One of the areas of difference between quantitative and qualitative research is in the use of and the importance given to the concepts of validity and reliability. The debate centres on whether or not, given the framework of qualitative research, these concepts can or even should be applied in qualitative research. As you know, validity in the broader sense refers to the ability of a research instrument to demonstrate that it is finding out what you designed it to and reliability refers to consistency in its findings when used repeatedly. In qualitative research, as answers to research questions are explored through multiple methods and procedures which are both flexible and evolving, to ensure standardisation of research tools as well as the processes becomes difficult. As a newcomer to research you may wonder how these concepts can be applied in qualitative research when it does not use standardised and structured methods and procedures which are the bases of testing validity and reliability as defined in quantitative research. You may ask how you can ascertain the ability of an instrument to measure what it is expected to and how consistent it is when the data collection questions are neither fixed nor structured.
However, there are some attempts to define and establish validity and reliability in qualitative research. In a chapter entitled ‘Competing paradigms in qualitative research’ (pp. 105—117) in the Handbook of Qualitative Research, edited by Denzin and Lincoln (1994), Guba and Lincoln have suggested a framework of four criteria as a part of the constructivism paradigm paralleling ‘validity’ and ‘reliability’ in quantitative research. According to them, there are two sets of criteria ‘for judging the goodness or quality of an inquiry in constructivism paradigm’ (1994: 114). These are: ‘trustworthiness’ and ‘authenticity’.According to Guba and Lincoln, trustworthiness in a qualitative study is determined by four indicators — credibility, transferability, dependability and confirmability — and it is these four indicators that reflect validity and reliability in qualitative research. ‘The trustworthiness criteria of credibility (paralleling internal validity), transferability (paralleling external validity), dependability (paralleling reliability), and confirmability (paralleling objectivity)’, according to Guba and Lincoln (1994: 114) closely relates to the concepts of validity and reliability.

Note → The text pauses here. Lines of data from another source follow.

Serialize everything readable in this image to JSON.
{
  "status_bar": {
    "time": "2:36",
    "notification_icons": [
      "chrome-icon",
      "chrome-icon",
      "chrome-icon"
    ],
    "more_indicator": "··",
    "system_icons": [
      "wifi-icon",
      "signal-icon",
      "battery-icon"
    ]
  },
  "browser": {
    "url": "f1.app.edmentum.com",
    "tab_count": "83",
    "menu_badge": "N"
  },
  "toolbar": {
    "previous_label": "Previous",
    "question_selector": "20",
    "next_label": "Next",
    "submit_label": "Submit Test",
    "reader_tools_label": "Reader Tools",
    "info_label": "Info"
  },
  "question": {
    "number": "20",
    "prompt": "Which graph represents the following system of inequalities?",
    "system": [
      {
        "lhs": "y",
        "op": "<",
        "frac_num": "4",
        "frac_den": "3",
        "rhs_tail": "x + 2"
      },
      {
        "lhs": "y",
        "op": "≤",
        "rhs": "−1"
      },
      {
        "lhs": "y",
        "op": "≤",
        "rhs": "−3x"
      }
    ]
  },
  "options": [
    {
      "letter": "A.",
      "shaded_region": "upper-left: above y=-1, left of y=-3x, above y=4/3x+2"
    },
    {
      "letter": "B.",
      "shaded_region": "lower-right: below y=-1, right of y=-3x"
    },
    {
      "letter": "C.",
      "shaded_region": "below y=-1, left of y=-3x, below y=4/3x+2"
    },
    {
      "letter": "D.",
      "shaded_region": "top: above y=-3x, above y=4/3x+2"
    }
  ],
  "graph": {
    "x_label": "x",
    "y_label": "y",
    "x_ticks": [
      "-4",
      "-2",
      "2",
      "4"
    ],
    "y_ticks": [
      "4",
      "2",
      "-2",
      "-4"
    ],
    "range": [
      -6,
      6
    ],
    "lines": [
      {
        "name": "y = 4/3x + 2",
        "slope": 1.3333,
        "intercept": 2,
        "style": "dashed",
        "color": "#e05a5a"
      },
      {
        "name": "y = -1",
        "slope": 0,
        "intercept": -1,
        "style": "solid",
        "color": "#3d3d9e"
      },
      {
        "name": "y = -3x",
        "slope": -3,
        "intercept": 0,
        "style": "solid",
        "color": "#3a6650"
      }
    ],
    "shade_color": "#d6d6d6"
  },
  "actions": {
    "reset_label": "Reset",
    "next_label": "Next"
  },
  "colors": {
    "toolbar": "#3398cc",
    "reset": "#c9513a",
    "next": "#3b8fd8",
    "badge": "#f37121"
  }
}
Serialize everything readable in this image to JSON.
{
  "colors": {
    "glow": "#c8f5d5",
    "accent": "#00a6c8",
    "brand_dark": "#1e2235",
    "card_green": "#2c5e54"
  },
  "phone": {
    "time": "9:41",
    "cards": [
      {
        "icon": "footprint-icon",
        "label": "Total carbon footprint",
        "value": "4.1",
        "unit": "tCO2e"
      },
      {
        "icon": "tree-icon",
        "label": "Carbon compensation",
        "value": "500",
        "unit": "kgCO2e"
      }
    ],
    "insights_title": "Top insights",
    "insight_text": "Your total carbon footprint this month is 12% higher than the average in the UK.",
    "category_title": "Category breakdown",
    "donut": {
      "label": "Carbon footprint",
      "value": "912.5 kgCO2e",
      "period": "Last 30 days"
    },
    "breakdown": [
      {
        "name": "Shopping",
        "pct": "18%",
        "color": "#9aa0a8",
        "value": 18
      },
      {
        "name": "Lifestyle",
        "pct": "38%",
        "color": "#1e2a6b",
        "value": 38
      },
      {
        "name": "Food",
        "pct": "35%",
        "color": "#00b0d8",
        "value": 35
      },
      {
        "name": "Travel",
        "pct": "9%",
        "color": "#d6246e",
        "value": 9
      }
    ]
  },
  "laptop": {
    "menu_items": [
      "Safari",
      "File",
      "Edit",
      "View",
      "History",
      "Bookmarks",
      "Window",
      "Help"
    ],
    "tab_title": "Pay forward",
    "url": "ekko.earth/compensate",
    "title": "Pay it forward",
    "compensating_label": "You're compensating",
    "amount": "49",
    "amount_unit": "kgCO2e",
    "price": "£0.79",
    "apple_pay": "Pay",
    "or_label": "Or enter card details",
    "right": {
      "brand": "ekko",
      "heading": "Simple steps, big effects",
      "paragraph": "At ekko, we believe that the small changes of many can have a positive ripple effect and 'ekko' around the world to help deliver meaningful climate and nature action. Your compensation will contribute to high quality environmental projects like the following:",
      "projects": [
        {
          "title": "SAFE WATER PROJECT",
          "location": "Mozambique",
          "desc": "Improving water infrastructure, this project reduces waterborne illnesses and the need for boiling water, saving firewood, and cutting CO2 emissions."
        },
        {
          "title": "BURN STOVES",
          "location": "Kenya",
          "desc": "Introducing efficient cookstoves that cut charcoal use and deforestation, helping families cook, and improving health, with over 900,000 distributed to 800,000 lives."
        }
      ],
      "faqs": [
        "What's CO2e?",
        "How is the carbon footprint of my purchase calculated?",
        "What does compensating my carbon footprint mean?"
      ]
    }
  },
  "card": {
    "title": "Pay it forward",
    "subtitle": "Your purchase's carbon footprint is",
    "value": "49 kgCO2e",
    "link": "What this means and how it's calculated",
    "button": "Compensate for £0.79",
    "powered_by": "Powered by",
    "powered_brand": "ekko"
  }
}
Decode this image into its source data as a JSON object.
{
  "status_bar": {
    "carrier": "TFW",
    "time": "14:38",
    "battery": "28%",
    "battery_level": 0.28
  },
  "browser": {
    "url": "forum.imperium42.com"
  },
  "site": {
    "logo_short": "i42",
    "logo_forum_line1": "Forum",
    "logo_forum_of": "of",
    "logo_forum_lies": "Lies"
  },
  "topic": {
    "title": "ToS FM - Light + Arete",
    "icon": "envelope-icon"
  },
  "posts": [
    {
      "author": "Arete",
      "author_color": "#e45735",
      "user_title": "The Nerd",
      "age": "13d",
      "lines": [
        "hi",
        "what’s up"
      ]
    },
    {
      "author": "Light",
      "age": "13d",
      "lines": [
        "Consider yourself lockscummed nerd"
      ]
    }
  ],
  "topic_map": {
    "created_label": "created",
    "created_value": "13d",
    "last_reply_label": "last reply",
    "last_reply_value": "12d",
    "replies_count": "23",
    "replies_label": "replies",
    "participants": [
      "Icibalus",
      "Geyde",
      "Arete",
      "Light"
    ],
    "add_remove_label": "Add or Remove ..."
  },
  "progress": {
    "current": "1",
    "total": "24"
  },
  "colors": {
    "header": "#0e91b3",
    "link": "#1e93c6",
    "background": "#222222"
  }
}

Trochim and Donnelly (2007) compare the criteria proposed by Guba and Lincoln in the following table with validity and reliability as defined in quantitative research:
- Credibility – According to Trochim and Donnelly (2007: 149), ‘credibility involves establishing that the results of qualitative research are credible or believable from the perspective of the participant in the research’. As qualitative research studies explore perceptions, experiences, feelings and beliefs of the people, it is believed that the respondents are the best judge to determine whether or not the research findings have been able to reflect their opinions and feelings accurately. Hence, credibility, which is synonymous to validity in quantitative research, is judged by the extent of respondent concordance whereby you take your findings to those who participated in your research for confirmation, congruence, validation and approval. The higher the outcome of these, the higher the validity of the study.
- Transferability – This ‘refers to the degree to which the results of qualitative research can be generalized or transferred to other contexts or settings’ (2007: 149). Though it is very difficult to establish transferability primarily because of the approach you adopt in qualitative research, to some extent this can be achieved if you extensively and thoroughly describe the process you adopted for others to follow and replicate.
- Dependability – In the framework suggested by Guba and Lincoln this is very similar to the concept of reliability in quantitative research: ‘It is concerned with whether we would obtain the same results if we could observe the same thing twice’ (Trochim and Donnelly 2007: 149). Again, as qualitative research advocates flexibility and freedom, it may be difficult to establish unless you keep an extensive and detailed record of the process for others to replicate to ascertain the level of dependability.
- Confirmability – This ‘refers to the degree to which the results could be confirmed or corroborated by others’ (2007: 149). Confirmability is also similar to reliability in quantitative research. It is only possible if both researchers follow the process in an identical manner for the results to be compared.
To the author’s mind, to some extent, it is possible to establish the ‘validity’ and ‘reliability’ of the findings in qualitative research in the form of the model suggested by Guba and Lincoln, but its success is mostly dependent upon the identical replication of the process and methods for data collection which may not be easy to achieve in qualitative research.
Source: Kumar Ranjit (2012), Research methodology: a step-by-step guide for beginners, SAGE Publications Ltd; Third edition.